Paying tribute to servicemen who risk their lives for their country is a ritual that we British take very seriously. Nationwide celebrations of the 70th anniversary of the Battle of Britain are coming to an end. Almost every week when Parliament is sitting, Prime Minister's Questions begins with a solemn tribute to the latest fatal casualties, heard in respectful silence.

The medical treatment of injured soldiers, notably at the military clinic in Selly Oak hospital, has improved dramatically in recent years, so that men are now being returned to civilian life after treatment for injuries that would certainly have been fatal in previous conflicts.

But there is an aspect of our attitude to war veterans that does us no credit as a nation. It is our treatment of those who come back without visible injuries, but who have witnessed such horrors that they find insuperable difficulties in re-adjusting to civilian life.

These psychological injuries are lasting. The symptoms may not show themselves for years. The charity Combat Stress, which launched a £30m fundraising appeal earlier this year, calculates that on average it takes a soldier 14 years from leaving the Army to stepping forward to seek help – if they seek help at all.

Some leave it too long. Our report today reveals that ex-veterans make up the biggest single professional group in prison. These men, who are mostly ex-army, are generally way above the average age of men who commit serious offences.

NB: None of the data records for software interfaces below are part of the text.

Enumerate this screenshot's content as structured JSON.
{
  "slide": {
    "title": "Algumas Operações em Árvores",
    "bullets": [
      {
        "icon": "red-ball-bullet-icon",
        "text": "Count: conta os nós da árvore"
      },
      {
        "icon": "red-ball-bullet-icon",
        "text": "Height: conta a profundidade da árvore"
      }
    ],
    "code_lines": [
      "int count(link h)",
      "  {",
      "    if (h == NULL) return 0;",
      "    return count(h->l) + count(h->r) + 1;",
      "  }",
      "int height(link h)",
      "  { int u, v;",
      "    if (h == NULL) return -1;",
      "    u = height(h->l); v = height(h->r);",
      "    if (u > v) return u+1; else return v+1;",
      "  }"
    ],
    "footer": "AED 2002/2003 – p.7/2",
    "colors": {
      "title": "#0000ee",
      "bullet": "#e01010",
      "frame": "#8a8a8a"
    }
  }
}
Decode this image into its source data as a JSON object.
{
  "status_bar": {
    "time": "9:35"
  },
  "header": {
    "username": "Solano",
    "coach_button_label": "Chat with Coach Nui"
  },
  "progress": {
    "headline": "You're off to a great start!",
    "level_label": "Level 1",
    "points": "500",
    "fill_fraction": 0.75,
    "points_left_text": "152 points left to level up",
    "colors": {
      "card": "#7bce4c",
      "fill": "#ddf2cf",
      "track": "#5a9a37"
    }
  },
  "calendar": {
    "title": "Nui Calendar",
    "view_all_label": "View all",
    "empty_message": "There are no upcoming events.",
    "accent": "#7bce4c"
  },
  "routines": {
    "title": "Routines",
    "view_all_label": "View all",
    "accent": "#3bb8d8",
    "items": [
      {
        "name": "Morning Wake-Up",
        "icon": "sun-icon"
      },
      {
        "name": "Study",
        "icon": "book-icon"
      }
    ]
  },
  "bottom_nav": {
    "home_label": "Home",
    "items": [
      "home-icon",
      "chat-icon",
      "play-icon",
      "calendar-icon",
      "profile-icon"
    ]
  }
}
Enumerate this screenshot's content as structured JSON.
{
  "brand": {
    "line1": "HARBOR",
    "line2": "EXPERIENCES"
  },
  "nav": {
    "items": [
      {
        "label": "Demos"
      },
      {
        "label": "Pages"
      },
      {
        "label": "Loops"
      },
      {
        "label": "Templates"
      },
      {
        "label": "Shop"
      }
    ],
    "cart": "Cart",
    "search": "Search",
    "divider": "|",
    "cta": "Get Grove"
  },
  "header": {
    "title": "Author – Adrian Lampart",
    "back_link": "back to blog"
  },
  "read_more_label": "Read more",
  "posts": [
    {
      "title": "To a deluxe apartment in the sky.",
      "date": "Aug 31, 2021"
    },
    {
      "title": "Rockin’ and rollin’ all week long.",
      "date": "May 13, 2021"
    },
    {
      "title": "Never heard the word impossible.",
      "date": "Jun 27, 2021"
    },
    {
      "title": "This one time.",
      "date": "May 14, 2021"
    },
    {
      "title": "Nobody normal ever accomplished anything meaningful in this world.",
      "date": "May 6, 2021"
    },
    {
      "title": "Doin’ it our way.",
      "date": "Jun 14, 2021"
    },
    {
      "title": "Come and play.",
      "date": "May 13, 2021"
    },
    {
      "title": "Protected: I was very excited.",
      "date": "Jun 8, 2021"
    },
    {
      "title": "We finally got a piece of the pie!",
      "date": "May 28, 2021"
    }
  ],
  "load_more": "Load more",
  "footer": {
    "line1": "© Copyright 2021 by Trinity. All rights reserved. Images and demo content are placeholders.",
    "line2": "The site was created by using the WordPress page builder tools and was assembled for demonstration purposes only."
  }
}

More than half are over 45. Nearly a third are over 55, when less than a tenth of the prison population overall is over 50. When an ex-serviceman goes to prison, it is likely to be for something more serious than mere dishonesty. The crimes that veterans who have turned criminal typically commit are not theft, burglary or fraud. Two out of three committed sexual, violent, or drugs related crimes.

Given the scale and length of the wars in Afghanistan and Iraq, this is a problem that will be with us for many more years, long after the last British soldier has left Helmand Province.

It is incumbent on our political leaders to ensure that the Army and health service do more to provide psychological support for members of our forces who have returned to Civvy Street. And as a society we need to show greater awareness that the wounds of war are often hidden from view.